Facebook plans to build a large server farm in northern Sweden near the Arctic Circle, taking advantage of the chilly climate to keep its equipment cool, a Swedish newspaper reported Wednesday.
The Norrbottens Kuriren newspaper said the American social network will announce its plans Thursday in Lulea, site of the operation, which is 60 miles (100 kilometers) south of the Arctic Circle. The paper cited Jan Fredriksson of Helm1 PR, a public relations agency that represents Facebook in Sweden.
Fredriksson and Facebook officials didn’t return calls and emails seeking comment Wednesday.
Servers inside data centers are the backbone of Internet services such as Facebook, which has an estimated 800 million active users worldwide.

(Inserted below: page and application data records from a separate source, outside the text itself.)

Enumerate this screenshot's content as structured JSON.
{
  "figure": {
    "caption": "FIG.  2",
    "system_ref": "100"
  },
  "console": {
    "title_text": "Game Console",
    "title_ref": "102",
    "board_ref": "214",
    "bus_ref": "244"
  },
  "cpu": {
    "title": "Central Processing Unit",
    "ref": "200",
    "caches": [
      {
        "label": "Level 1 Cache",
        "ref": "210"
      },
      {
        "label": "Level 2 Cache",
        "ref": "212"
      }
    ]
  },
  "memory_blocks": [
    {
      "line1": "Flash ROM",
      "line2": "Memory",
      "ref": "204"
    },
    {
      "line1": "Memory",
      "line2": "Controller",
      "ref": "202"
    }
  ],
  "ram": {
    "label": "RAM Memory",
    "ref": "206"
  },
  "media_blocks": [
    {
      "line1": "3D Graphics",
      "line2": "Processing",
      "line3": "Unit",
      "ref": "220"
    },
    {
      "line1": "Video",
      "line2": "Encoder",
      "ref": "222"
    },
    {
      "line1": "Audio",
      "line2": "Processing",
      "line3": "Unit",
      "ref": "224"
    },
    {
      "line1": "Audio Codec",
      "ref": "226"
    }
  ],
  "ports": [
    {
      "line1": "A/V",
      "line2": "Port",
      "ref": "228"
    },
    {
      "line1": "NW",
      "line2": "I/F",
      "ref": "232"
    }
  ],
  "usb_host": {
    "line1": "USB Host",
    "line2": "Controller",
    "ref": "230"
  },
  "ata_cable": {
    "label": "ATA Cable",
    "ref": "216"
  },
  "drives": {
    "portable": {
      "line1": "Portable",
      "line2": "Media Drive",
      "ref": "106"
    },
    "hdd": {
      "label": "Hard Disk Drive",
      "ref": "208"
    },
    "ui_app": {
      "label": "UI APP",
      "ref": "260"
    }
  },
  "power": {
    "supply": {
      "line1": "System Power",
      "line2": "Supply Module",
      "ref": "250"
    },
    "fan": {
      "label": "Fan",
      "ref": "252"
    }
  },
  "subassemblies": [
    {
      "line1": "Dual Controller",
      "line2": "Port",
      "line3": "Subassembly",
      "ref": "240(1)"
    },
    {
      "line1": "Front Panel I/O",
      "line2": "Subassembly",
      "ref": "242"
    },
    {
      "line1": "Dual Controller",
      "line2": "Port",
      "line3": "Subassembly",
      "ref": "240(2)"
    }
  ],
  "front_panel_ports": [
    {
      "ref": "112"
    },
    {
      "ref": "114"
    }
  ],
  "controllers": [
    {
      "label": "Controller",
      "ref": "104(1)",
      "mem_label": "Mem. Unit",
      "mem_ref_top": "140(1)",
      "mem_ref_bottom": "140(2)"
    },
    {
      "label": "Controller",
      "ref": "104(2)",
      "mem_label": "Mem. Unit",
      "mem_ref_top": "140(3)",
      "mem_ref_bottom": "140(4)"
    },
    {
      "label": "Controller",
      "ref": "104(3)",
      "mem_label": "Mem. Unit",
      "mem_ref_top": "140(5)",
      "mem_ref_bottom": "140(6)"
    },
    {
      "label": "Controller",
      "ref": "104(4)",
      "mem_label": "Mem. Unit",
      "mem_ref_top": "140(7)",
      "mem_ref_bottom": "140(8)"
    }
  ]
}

The servers store and transmit billions of status updates, links, photos and all the outside apps used by Facebook’s members.
City officials in Lulea have said earlier they were in talks with an “American world-leading company” to build the 5-acre (2-hectare) data center near the Lulea University of Technology. They declined to comment Wednesday.
The three server halls are expected to take three years to build at a cost of up to 5 billion kronor ($760 million).
Lulea officials have stressed the city’s access to renewable energy from hydropower facilities near the city and its solid power grid. In case of a blackout, construction designs call for each building to have 14 backup diesel generators with a total output of 40 MW. Officials also emphasize Lulea’s favorable climate for the cooling of server halls, with winter temperatures below freezing and summertime highs that rarely climb above 80F (25 C).